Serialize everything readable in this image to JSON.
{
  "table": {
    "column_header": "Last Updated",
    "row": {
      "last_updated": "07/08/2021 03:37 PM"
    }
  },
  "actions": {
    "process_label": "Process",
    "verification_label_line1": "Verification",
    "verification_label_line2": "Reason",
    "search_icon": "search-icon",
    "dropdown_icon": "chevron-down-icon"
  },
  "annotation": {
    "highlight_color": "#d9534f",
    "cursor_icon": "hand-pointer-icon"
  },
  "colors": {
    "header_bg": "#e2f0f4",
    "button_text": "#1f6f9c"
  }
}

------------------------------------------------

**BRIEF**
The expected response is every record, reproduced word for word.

**RESPONSE TO THE EXERCISE**
Serialize everything readable in this image to JSON.
{
  "table": {
    "column_header": "Last Updated",
    "row": {
      "last_updated": "07/08/2021 03:37 PM"
    }
  },
  "actions": {
    "process_label": "Process",
    "verification_label_line1": "Verification",
    "verification_label_line2": "Reason",
    "search_icon": "search-icon",
    "dropdown_icon": "chevron-down-icon"
  },
  "annotation": {
    "highlight_color": "#d9534f",
    "cursor_icon": "hand-pointer-icon"
  },
  "colors": {
    "header_bg": "#e2f0f4",
    "button_text": "#1f6f9c"
  }
}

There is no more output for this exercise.